Oliver Sacks is an acclaimed author and physician, and a professor of neurology and psychiatry at Columbia University Medical Center.
This is what my work looks like to begin with—you see these long yellow sheets, then I go over them with pens, pencils of different colors, signifying different generations. The feeling of a pen or the machine-gun-like clatter of a typewriter appeals to me. But also, I'm afraid of erasure. I'm terrified of the notion that at any moment a computer may collapse and destroy what one has done.
I sometimes give people elements for their birthdays, so one or two things may be missing from my collection here. I'm into the heavy transition metals now, which begin with the atomic number 72 and go through 79. The hafnium isn't there anymore. I gave it to a friend for his 72nd, and I think the tantalum has to go because someone had his 73rd yesterday. And since I'm 75 now, I'm rhenium. You can see there a rhenium rod with which I stir my coffee. Rhenium is a fairly rare element, the last natural element to be discovered. You won't find rhenium rods too commonly, and I doubt if they've ever been used to stir a cup of coffee before. It's a rather noble metal, like platinum, so hopefully I won't come down with an unprecedented case of rhenium poisoning! I won't be able to get a decent specimen of 76, osmium, which is very difficult to get. Although I have a gram or so here. It's the only slightly blue metal there is. Iridium is 77, and platinum is 78, gold is 79. Recently a friend of mine had his 80th birthday. I wrote him in a letter, "I'm sorry it's 80, not 78 or 79. I enclose a bottle of mercury." He says he has a little for his health every morning.
I'm particularly fond of handling my iridium slab; I will occasionally discover it in my hand, unconsciously caressing it. Besides osmium, iridium is the densest material on this planet so it's very heavy. I've had rough isomorphs made in copper and tin, but I wanted one exactly like this in a metal that glitters in the same way but is much lighter. So at the moment I'm waiting on one cast in indium. I like very dense elements; I also like very light ones. I guess I just like improbable things and extremes. For instance, this iridium is somewhat improbable in that it's startlingly heavy. You have expectations shattered when you pick it up.
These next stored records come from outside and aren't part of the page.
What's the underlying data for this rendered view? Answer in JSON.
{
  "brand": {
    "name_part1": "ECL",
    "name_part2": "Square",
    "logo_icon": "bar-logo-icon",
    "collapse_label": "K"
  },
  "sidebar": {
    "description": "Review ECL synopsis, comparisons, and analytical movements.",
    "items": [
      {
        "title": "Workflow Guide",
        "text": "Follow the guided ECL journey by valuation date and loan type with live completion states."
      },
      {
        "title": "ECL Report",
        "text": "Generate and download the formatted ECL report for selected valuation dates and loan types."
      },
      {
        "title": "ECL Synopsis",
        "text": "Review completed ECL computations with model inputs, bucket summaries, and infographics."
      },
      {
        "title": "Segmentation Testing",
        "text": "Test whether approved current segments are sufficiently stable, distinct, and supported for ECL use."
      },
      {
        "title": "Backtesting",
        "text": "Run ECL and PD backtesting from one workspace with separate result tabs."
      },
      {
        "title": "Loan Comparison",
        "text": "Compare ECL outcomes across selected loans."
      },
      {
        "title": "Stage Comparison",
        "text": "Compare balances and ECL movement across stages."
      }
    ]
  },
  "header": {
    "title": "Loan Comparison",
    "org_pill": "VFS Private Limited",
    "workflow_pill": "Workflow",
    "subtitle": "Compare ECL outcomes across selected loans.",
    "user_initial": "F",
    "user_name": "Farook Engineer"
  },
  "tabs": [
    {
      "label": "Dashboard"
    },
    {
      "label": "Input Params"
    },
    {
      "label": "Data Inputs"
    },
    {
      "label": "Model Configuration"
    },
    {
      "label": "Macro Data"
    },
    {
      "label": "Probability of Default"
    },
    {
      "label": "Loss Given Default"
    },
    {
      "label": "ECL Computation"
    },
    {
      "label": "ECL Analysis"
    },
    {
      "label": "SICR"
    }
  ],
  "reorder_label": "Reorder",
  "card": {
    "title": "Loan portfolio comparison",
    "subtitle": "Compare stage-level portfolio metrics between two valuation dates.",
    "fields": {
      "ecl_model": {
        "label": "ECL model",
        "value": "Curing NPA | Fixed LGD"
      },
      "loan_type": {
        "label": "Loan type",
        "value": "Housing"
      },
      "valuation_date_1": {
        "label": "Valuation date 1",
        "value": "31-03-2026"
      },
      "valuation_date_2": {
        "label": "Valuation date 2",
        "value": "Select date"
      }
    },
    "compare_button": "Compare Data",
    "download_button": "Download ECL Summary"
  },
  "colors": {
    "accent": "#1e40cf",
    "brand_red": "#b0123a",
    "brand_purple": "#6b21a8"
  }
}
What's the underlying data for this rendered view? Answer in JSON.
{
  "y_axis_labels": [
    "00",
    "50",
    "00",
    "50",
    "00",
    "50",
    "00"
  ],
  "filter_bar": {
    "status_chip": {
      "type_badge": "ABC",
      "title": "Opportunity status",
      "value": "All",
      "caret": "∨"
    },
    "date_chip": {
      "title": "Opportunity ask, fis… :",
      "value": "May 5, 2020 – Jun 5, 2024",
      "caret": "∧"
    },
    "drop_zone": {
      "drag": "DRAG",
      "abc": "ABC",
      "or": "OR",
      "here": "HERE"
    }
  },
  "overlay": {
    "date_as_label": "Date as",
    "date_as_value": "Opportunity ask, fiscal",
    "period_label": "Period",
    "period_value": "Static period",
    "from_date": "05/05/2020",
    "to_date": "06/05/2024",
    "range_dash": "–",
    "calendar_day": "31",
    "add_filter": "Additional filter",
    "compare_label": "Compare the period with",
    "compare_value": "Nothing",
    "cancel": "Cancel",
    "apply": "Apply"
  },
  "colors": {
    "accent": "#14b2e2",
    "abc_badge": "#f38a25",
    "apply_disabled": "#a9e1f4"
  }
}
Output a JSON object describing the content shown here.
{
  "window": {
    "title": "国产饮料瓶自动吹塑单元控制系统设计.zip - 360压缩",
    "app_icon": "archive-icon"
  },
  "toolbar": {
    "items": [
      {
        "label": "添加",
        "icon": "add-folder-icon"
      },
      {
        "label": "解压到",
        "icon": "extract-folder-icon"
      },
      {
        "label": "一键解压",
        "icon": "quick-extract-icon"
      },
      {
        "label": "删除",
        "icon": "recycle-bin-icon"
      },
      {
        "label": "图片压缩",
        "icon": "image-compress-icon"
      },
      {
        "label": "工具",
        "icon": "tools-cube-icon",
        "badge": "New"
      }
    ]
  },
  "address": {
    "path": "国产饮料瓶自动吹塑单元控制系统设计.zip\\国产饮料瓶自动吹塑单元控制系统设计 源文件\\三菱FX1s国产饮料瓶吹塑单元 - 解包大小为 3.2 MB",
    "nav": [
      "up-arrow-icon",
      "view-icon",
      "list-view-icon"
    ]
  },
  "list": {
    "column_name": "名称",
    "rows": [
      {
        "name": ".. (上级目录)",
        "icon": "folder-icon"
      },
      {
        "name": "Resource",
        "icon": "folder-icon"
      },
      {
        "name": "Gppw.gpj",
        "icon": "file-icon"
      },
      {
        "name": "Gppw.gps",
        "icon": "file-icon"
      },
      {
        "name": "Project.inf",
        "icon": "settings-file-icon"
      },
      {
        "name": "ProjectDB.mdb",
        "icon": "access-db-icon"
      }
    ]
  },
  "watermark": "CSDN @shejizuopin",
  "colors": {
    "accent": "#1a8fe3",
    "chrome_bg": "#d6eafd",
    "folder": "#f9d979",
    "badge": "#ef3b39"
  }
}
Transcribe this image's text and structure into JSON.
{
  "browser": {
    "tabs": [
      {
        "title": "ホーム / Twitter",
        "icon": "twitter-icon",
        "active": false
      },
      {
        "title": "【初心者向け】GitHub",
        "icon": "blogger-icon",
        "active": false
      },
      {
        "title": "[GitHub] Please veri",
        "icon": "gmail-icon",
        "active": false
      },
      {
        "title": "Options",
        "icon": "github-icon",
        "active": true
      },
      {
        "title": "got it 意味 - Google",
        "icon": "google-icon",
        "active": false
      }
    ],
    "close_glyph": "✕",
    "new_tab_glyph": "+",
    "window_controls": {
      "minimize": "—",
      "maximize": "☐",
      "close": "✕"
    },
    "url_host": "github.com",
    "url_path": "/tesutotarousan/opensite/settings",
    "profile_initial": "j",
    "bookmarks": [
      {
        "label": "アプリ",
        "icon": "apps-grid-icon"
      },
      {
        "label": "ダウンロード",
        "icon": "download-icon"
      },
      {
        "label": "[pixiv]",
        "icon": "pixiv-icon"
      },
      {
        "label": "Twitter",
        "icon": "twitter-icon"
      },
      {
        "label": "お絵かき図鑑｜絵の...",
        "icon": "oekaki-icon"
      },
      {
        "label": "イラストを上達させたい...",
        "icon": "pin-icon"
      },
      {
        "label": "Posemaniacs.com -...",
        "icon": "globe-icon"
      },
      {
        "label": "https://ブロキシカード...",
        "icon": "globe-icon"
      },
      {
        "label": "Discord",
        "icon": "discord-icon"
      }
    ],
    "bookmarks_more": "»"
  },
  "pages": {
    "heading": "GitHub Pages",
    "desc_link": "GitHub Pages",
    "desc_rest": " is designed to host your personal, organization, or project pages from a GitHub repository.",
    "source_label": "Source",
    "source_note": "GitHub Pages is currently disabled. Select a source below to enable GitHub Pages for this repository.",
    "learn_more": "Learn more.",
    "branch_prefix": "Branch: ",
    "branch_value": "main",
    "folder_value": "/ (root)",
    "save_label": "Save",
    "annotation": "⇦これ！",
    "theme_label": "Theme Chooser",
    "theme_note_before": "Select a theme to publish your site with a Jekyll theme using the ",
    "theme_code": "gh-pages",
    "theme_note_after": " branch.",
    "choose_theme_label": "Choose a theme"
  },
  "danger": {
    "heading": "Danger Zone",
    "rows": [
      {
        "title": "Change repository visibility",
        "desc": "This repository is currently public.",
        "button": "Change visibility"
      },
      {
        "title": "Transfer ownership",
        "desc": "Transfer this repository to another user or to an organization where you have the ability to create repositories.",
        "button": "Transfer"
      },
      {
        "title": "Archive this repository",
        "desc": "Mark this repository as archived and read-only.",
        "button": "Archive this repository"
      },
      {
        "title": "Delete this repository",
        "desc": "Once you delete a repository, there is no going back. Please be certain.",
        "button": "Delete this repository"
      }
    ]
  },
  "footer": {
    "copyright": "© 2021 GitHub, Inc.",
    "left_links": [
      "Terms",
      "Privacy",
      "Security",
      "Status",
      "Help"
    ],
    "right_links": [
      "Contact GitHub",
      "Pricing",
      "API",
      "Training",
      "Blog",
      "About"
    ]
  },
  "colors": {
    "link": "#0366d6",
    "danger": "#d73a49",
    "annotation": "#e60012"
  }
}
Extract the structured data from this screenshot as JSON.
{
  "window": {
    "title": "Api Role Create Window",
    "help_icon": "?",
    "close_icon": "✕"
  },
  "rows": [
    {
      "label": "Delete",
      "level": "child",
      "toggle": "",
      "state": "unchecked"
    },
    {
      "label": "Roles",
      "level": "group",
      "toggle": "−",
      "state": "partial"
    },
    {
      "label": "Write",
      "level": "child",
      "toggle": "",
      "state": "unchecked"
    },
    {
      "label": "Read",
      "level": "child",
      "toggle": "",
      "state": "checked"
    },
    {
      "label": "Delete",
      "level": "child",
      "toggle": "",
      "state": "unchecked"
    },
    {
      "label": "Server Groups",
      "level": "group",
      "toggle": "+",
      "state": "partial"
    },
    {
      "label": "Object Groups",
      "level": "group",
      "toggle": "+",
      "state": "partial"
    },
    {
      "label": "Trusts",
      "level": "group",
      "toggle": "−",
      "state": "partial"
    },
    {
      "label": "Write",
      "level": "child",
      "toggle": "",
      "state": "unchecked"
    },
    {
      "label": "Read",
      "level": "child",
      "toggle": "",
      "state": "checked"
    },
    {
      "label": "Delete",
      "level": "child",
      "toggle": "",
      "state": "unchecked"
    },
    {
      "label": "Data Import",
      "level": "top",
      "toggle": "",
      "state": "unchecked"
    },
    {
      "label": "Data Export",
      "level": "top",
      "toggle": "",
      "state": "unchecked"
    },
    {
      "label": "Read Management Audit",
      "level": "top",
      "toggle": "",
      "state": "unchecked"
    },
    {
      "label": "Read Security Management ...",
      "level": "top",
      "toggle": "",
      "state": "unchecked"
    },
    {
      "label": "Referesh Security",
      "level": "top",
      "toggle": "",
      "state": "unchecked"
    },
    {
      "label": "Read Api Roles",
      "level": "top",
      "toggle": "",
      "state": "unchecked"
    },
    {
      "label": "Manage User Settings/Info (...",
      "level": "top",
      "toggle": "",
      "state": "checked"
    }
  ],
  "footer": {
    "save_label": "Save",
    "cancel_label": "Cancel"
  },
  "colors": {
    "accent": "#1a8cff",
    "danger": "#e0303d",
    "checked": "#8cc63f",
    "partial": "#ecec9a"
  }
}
This is some reference material for a book I'm working on about aspects of vision, consisting of various essays and case histories. It will end with my own visual story, the ocular melanoma in my right eye, which now gives me a 30-degree blind spot that my brain "fills in" with background colors and patterns. The filling in with patterns is slower than colors—it takes about 20 seconds and tends to fill in from the edge, like ice crystallizing on a pond. People think sometimes I specialize in the odd. But the odd for me is a window into the normal. For example, it wouldn't occur to you that color and movement would give you a whole visual world just like this, but if something happens so that you lose stereo or color or movement you realize they all have to be treated separately, somehow orchestrated, and you really begin to get an idea of the complexity and wonder of things. As a physician I'm concerned with people's welfare and I try to help them, but I also regard diseases and damage as experiments in nature. These days, I am the subject of an experiment.
I very much like stromatolites, which have been around for billions of years. There's a place in Australia, Shark Bay, where they still exist. I went there, and in a little museum, they had the original of this painting, which enchanted me. This is an imagining of the Archaean era, the Earth as it was 3.5 billion years ago, with volcanoes and these cushion-like stromatolites. For some reason, it pleases me very much.
Here are some of my friends, from left to right, the late Stephen J. Gould, my good friend Matthew Meselson, and Francis Crick, whom I knew well. Next to him is my oldest friend, Eric. We've known each other for 74 years. We grew up in contiguous cradles. The woman in the bathing suit is my friend Lynne Cox, who is the greatest cold-water marathon swimmer in the world. She's done the Antarctic and the Bering straits, just wearing a suit like that! In the lower center there is Linus Pauling, who was my great hero in my chemistry days. And to the left, this is Lake Titicaca, which I fell in love with and would like to retire to. It's my Shangri-La.